ASSIGNED TASK:
The answer must be an exact reprint of the lines from the one with "Decode this image" through the final line of the data, with no pictures included.

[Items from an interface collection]
+-------+

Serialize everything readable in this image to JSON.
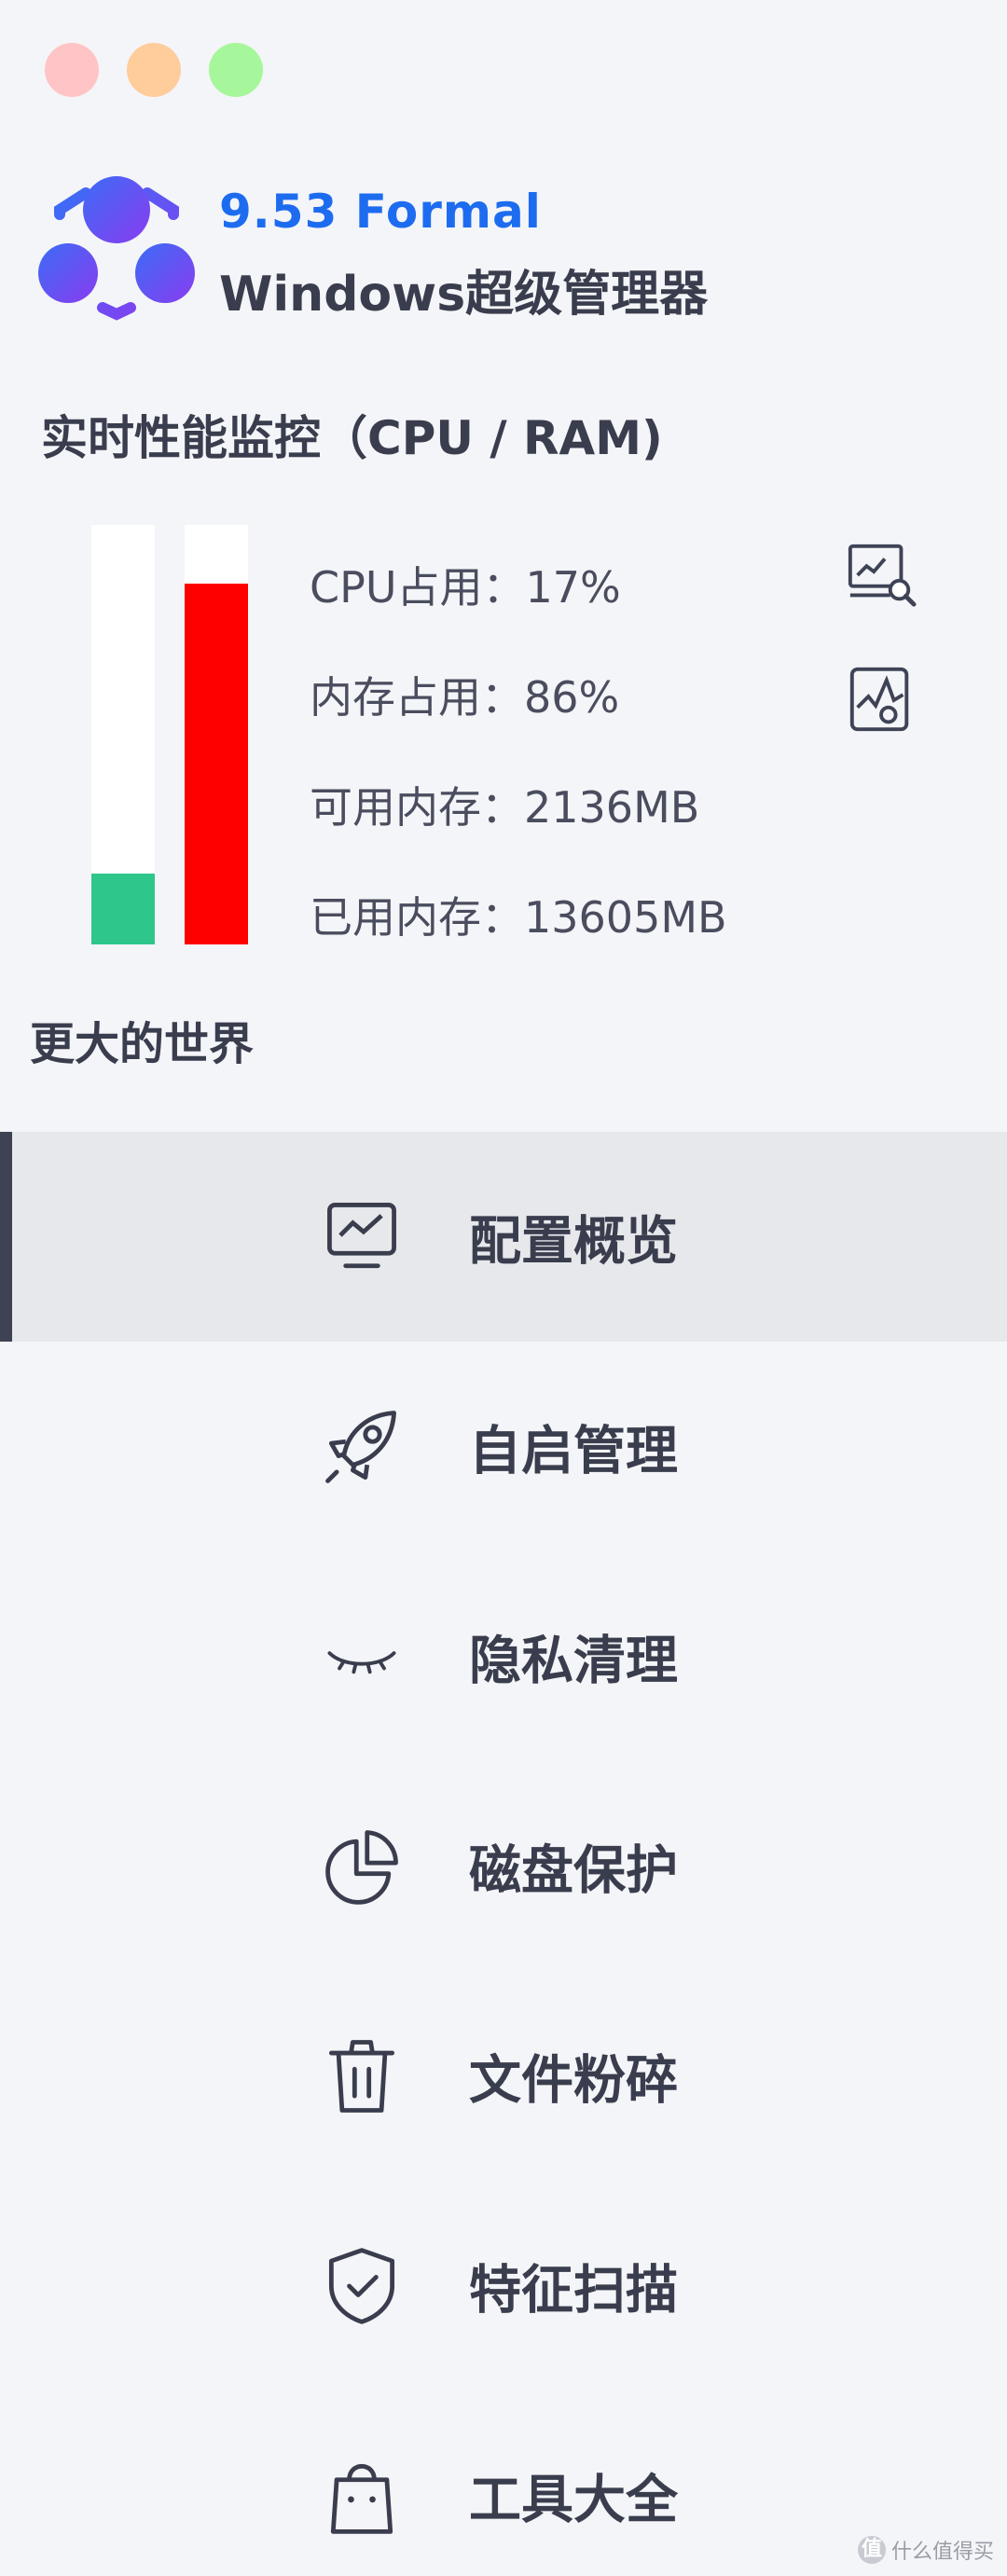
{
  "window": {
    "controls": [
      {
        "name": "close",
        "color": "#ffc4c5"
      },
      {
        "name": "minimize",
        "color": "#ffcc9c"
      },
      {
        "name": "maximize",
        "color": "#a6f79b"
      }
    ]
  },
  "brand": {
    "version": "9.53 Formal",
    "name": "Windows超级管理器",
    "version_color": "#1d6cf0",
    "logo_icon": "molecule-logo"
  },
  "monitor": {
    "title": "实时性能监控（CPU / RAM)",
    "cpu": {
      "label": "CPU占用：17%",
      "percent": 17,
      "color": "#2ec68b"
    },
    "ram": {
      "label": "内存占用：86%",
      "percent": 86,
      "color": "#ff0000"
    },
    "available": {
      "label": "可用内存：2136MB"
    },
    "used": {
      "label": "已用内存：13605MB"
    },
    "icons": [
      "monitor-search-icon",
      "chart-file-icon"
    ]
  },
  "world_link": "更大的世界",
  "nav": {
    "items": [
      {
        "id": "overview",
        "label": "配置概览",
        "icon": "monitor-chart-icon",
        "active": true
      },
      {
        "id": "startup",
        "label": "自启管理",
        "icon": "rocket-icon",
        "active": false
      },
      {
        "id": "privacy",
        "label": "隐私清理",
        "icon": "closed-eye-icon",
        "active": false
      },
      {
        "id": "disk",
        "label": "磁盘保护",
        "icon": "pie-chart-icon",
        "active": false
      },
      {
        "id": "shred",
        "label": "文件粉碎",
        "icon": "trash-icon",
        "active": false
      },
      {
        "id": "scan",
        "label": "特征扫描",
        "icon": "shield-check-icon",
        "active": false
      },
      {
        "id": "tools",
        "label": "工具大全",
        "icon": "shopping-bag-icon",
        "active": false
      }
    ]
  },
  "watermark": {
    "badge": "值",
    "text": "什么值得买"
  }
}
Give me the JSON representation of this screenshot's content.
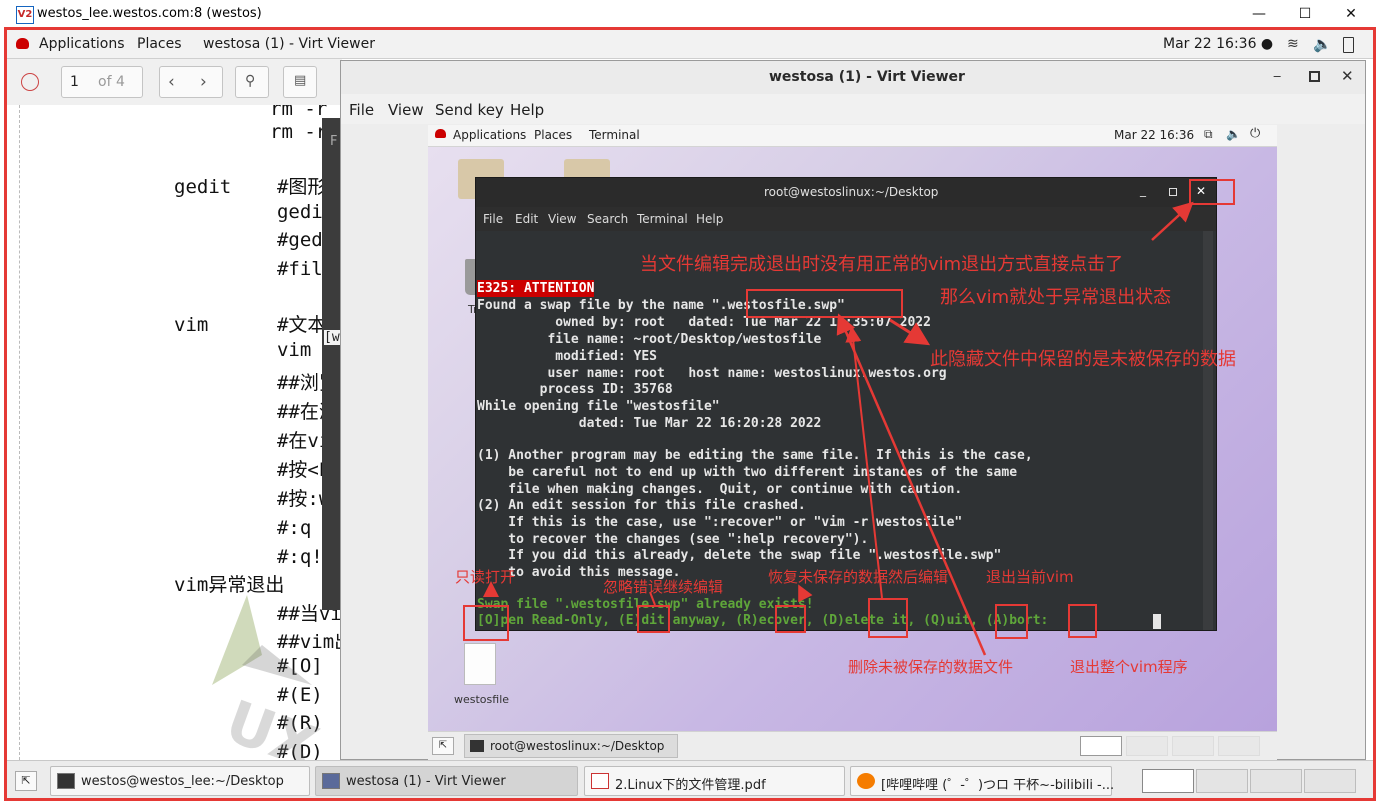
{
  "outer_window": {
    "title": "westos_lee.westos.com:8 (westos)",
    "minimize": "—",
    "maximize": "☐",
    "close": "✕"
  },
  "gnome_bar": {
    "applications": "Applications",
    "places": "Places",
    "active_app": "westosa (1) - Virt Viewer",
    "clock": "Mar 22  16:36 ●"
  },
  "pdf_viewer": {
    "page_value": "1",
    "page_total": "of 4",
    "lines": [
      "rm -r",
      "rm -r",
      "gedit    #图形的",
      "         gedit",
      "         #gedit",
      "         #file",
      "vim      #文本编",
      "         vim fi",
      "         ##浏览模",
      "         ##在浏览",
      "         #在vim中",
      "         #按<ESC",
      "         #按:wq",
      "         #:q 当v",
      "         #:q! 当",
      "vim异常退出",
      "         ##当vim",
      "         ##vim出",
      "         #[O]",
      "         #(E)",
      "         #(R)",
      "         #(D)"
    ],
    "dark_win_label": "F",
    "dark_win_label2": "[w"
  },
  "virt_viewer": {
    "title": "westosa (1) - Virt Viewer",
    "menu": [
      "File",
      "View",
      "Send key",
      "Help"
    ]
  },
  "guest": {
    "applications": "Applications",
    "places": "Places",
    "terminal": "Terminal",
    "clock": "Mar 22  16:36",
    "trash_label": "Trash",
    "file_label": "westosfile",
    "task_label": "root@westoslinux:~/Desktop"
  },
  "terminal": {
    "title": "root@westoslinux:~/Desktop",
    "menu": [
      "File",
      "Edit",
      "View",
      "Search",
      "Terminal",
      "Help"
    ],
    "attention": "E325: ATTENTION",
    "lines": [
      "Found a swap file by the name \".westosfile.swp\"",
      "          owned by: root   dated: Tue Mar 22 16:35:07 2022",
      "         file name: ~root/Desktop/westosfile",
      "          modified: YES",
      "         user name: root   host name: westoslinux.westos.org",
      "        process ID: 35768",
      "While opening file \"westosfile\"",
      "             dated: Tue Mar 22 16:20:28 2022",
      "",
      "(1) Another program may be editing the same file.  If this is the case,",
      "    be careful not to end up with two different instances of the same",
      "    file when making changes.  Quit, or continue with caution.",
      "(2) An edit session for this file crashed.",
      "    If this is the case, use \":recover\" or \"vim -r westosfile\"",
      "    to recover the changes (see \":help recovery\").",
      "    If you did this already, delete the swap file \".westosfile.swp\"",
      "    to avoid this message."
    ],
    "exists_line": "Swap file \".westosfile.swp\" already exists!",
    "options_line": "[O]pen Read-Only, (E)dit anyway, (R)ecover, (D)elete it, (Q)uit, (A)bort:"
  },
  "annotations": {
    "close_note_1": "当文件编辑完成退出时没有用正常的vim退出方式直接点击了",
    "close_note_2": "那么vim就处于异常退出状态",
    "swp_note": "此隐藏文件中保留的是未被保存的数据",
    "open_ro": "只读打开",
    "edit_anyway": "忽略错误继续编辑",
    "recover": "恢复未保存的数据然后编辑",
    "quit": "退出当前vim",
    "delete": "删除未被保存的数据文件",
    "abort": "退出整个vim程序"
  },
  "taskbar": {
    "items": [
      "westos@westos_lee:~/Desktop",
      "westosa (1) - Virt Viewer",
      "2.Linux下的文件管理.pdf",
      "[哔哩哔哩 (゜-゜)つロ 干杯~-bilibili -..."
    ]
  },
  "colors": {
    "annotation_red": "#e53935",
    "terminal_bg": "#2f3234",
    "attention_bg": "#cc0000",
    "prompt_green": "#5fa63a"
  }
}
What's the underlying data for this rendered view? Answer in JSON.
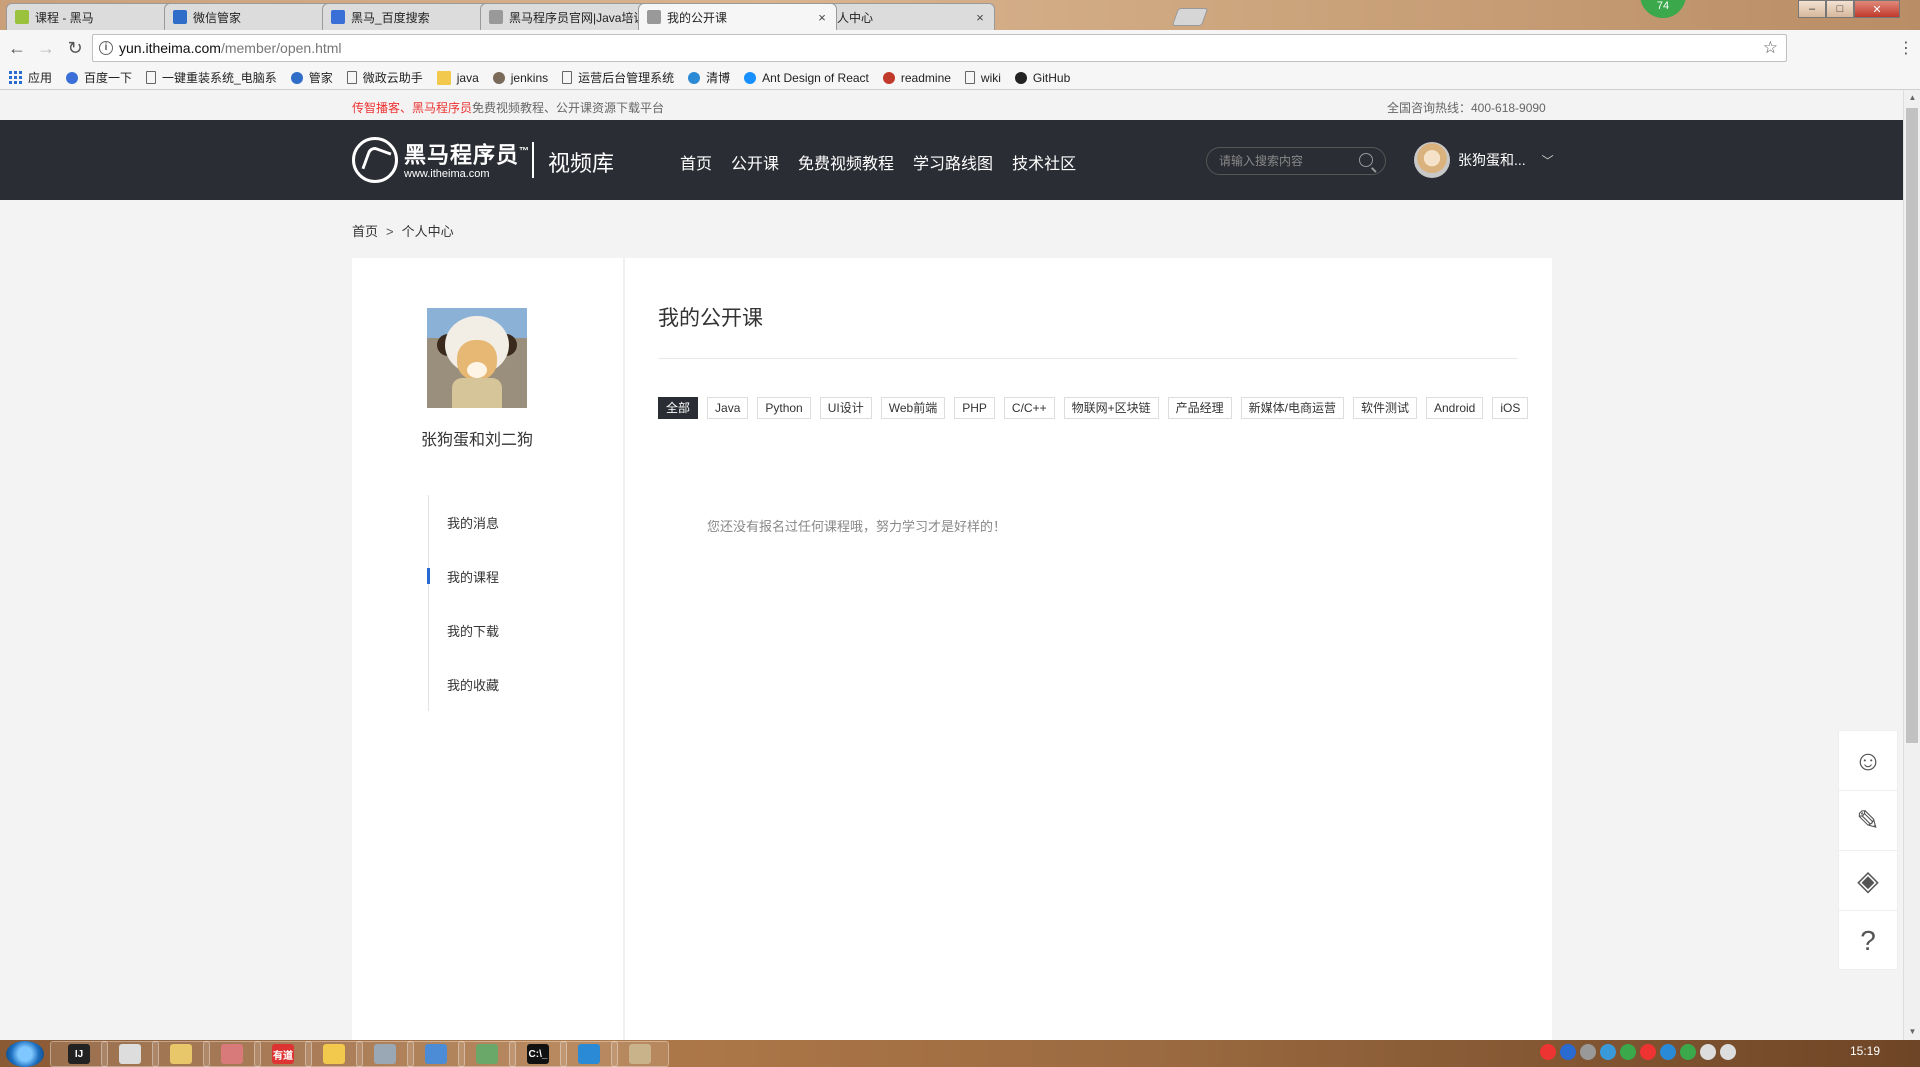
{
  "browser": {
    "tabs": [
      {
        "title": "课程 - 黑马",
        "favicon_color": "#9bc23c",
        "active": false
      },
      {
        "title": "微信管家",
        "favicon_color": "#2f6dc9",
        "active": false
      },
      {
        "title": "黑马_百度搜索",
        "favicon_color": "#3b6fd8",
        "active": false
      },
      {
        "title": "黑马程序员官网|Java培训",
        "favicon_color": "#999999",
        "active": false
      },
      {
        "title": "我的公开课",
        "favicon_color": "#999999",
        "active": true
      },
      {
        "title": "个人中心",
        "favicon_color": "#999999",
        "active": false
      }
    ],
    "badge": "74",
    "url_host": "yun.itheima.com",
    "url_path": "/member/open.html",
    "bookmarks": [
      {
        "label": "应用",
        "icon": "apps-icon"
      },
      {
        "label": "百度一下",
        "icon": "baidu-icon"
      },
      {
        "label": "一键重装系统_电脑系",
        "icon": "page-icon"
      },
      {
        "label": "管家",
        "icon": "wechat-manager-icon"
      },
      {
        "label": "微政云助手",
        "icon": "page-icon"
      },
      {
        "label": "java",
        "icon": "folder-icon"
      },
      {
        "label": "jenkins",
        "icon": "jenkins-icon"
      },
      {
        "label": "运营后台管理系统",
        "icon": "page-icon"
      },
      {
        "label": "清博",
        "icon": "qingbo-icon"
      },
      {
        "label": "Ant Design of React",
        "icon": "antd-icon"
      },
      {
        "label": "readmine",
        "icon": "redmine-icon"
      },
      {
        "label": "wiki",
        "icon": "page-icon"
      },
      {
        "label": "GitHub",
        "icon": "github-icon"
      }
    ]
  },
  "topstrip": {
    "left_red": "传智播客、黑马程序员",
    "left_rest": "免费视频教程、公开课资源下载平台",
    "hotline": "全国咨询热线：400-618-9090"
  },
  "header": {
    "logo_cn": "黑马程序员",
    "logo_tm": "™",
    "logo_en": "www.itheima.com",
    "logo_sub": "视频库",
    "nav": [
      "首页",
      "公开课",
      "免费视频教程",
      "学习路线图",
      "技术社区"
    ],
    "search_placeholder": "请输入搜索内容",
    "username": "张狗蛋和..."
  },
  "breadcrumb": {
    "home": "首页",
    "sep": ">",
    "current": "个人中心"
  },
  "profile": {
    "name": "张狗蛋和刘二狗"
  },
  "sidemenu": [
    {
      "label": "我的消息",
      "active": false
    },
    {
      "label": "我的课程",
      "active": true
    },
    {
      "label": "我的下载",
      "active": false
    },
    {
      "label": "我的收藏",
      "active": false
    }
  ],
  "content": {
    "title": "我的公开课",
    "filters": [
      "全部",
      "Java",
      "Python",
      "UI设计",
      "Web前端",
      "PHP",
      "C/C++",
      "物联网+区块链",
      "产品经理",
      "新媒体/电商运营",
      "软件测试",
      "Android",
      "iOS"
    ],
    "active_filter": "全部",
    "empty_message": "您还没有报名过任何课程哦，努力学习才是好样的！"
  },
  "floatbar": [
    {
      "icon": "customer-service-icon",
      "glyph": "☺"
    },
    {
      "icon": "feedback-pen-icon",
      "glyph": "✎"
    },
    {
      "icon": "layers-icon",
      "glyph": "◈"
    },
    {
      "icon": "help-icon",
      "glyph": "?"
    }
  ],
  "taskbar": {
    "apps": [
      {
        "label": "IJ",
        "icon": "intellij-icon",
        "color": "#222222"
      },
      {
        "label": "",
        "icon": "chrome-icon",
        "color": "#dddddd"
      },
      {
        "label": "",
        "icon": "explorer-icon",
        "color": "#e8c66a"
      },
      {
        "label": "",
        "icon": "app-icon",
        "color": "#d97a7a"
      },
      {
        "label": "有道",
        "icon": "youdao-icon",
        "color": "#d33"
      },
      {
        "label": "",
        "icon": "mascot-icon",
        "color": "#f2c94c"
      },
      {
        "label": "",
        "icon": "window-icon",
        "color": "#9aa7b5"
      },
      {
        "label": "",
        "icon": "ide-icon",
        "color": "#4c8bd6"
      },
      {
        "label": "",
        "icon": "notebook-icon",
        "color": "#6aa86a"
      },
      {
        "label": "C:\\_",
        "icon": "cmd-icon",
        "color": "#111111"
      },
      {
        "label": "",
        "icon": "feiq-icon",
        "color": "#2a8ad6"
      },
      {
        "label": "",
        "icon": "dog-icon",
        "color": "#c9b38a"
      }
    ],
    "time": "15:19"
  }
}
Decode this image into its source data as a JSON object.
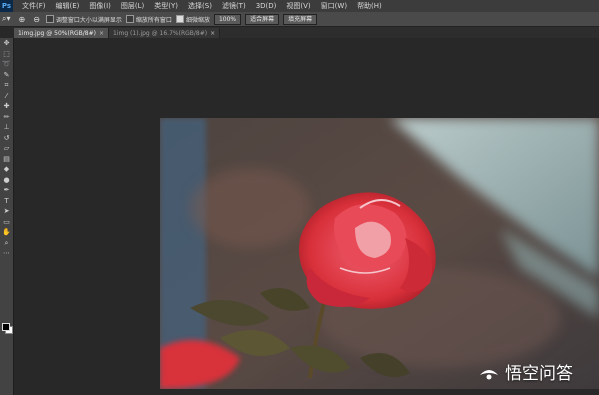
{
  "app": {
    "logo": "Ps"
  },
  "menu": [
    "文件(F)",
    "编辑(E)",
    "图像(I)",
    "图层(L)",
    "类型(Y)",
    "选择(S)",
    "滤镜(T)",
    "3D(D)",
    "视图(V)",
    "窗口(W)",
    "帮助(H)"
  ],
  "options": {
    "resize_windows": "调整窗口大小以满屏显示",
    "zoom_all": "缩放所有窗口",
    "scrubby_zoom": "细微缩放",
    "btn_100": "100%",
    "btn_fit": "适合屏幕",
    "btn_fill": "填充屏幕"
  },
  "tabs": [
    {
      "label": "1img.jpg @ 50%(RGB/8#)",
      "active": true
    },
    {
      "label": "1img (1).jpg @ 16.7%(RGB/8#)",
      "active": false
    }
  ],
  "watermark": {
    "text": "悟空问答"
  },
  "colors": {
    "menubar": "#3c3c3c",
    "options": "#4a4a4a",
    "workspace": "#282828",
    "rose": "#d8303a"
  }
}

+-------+

OUTPUT FOR THIS TASK:
Decode this image into its source data as a JSON object.
{
  "app": {
    "logo": "Ps"
  },
  "menu": [
    "文件(F)",
    "编辑(E)",
    "图像(I)",
    "图层(L)",
    "类型(Y)",
    "选择(S)",
    "滤镜(T)",
    "3D(D)",
    "视图(V)",
    "窗口(W)",
    "帮助(H)"
  ],
  "options": {
    "resize_windows": "调整窗口大小以满屏显示",
    "zoom_all": "缩放所有窗口",
    "scrubby_zoom": "细微缩放",
    "btn_100": "100%",
    "btn_fit": "适合屏幕",
    "btn_fill": "填充屏幕"
  },
  "tabs": [
    {
      "label": "1img.jpg @ 50%(RGB/8#)",
      "active": true
    },
    {
      "label": "1img (1).jpg @ 16.7%(RGB/8#)",
      "active": false
    }
  ],
  "watermark": {
    "text": "悟空问答"
  },
  "colors": {
    "menubar": "#3c3c3c",
    "options": "#4a4a4a",
    "workspace": "#282828",
    "rose": "#d8303a"
  }
}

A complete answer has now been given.